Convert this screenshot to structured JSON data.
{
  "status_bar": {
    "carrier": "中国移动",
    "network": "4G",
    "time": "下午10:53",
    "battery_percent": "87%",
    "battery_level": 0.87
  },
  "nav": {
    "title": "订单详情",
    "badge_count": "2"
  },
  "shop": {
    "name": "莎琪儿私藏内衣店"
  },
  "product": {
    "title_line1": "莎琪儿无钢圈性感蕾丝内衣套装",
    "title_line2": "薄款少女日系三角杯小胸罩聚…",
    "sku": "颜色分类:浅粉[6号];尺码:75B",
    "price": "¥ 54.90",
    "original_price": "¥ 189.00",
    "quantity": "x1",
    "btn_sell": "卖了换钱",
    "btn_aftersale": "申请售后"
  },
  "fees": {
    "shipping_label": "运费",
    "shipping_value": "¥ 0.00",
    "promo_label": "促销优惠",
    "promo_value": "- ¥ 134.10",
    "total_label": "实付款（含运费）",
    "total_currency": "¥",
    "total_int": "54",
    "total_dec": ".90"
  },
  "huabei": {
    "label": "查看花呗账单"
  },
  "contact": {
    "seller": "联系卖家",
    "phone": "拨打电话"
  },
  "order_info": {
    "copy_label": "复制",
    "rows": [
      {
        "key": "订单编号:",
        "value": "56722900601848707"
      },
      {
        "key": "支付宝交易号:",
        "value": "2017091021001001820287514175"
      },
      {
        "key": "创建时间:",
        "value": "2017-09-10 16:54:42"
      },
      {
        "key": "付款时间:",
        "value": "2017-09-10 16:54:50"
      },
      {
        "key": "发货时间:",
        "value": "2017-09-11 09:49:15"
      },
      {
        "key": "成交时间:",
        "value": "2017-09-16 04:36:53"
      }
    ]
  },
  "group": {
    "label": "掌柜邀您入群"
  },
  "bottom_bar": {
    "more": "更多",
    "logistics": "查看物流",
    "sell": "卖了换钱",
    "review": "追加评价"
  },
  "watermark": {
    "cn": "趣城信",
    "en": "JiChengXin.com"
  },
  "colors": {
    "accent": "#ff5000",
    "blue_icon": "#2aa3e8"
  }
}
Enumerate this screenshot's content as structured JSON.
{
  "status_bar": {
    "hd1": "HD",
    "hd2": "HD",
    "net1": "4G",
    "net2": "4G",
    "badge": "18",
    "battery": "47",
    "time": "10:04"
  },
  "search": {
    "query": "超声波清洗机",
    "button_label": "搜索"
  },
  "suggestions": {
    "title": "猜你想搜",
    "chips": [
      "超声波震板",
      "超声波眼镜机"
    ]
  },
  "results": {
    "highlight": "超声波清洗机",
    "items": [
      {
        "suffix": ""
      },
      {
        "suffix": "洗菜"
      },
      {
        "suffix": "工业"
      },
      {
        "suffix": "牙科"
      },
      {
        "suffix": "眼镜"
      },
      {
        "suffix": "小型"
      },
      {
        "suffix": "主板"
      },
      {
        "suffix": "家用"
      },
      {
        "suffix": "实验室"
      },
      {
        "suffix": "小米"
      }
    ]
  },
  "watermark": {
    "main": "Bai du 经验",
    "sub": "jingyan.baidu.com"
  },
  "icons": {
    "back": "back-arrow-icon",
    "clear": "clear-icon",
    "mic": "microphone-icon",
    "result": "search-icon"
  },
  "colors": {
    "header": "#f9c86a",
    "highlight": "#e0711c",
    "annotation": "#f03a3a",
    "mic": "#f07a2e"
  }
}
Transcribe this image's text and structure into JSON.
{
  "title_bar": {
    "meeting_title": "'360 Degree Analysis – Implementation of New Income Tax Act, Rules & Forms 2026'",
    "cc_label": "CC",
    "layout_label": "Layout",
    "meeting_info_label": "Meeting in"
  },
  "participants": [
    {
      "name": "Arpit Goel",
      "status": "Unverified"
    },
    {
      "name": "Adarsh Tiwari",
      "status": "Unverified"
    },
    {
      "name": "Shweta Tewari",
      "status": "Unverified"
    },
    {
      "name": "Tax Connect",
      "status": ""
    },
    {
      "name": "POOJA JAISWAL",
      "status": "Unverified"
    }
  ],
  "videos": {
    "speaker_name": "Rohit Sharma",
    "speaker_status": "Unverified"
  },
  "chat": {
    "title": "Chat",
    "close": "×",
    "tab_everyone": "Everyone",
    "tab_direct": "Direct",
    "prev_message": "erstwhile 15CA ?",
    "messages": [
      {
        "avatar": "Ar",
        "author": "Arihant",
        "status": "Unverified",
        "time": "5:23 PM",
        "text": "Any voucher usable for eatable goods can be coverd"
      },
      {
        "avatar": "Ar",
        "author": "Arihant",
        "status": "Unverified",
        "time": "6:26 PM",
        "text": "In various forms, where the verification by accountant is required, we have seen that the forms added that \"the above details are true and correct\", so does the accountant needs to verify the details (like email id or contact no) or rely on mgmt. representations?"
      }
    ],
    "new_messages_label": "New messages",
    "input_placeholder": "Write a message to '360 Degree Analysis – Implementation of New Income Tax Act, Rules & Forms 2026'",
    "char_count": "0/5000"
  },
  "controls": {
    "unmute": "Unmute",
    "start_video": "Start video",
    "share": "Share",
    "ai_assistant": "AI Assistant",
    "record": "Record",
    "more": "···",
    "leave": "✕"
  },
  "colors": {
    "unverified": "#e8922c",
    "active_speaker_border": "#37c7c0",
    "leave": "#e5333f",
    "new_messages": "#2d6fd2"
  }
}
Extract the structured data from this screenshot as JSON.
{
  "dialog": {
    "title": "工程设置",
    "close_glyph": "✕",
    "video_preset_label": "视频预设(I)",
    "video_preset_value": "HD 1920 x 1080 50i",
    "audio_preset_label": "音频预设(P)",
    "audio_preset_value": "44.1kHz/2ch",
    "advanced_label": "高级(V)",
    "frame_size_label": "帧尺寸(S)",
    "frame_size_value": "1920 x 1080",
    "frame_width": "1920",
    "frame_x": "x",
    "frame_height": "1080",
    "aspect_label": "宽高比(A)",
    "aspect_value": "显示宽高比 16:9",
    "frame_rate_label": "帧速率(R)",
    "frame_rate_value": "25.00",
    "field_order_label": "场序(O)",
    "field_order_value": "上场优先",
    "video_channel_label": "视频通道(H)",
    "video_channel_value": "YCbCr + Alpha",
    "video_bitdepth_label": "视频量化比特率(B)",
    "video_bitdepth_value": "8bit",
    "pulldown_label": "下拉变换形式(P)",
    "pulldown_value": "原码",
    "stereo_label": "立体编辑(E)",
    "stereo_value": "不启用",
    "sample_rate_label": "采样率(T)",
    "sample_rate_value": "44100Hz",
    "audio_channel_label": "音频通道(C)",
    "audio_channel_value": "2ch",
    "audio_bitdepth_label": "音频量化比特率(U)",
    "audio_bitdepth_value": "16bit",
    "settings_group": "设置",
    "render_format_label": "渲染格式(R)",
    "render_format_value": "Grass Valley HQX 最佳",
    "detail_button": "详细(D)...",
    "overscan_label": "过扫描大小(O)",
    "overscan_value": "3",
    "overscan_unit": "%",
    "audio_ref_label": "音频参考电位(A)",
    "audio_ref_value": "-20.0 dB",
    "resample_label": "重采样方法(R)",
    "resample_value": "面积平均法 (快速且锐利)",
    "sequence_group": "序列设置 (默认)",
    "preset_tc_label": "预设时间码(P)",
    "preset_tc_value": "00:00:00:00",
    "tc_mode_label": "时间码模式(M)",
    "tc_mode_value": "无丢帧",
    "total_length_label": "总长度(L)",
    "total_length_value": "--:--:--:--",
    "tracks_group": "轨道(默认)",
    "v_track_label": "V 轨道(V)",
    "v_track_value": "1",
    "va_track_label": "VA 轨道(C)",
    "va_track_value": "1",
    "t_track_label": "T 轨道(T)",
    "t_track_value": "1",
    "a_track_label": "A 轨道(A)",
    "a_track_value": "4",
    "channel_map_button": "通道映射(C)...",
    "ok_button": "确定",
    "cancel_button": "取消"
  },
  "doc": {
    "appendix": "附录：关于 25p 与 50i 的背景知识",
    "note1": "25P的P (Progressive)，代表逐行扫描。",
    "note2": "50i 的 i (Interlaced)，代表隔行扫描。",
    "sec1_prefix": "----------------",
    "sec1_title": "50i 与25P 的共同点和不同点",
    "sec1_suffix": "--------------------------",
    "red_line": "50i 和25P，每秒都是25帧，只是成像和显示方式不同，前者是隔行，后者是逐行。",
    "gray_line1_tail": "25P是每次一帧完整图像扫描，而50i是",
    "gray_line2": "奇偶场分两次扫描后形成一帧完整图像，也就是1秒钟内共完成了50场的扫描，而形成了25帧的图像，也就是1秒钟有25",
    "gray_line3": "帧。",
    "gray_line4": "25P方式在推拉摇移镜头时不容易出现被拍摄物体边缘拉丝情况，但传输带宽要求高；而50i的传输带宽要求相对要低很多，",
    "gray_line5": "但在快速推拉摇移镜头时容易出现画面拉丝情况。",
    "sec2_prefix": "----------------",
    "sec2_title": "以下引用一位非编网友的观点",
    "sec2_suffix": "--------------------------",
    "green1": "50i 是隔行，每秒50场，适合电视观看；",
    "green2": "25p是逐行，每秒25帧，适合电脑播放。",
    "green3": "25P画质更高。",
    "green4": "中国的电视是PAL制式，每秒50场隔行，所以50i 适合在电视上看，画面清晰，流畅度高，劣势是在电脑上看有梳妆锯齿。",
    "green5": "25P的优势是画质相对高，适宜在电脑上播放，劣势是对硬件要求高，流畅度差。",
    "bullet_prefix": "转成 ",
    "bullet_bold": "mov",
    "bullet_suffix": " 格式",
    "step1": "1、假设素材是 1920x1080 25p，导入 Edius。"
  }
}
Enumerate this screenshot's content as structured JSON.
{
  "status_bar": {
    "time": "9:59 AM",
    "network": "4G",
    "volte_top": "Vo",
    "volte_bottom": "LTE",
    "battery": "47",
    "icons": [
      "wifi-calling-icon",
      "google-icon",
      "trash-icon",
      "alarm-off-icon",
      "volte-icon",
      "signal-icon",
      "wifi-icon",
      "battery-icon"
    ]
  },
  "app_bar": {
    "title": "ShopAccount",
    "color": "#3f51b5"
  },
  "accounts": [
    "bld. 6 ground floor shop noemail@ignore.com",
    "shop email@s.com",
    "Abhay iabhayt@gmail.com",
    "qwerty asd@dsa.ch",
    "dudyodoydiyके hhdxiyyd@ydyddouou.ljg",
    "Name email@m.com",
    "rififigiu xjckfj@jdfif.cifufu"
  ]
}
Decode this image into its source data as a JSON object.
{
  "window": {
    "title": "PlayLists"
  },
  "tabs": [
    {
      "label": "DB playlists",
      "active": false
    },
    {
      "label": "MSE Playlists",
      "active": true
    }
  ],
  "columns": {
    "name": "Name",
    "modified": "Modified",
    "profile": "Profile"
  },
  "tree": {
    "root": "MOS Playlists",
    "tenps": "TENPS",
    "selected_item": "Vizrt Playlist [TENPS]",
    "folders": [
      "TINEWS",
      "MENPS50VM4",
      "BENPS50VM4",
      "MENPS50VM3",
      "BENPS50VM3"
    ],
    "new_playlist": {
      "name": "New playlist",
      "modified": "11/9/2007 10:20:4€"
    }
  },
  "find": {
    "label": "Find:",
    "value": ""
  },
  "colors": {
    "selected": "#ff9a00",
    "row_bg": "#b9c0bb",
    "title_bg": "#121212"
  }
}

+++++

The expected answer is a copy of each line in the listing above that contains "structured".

Convert this screenshot to structured JSON data.
Enumerate this screenshot's content as structured JSON.
Extract the structured data from this screenshot as JSON.
Enumerate this screenshot's content as structured JSON.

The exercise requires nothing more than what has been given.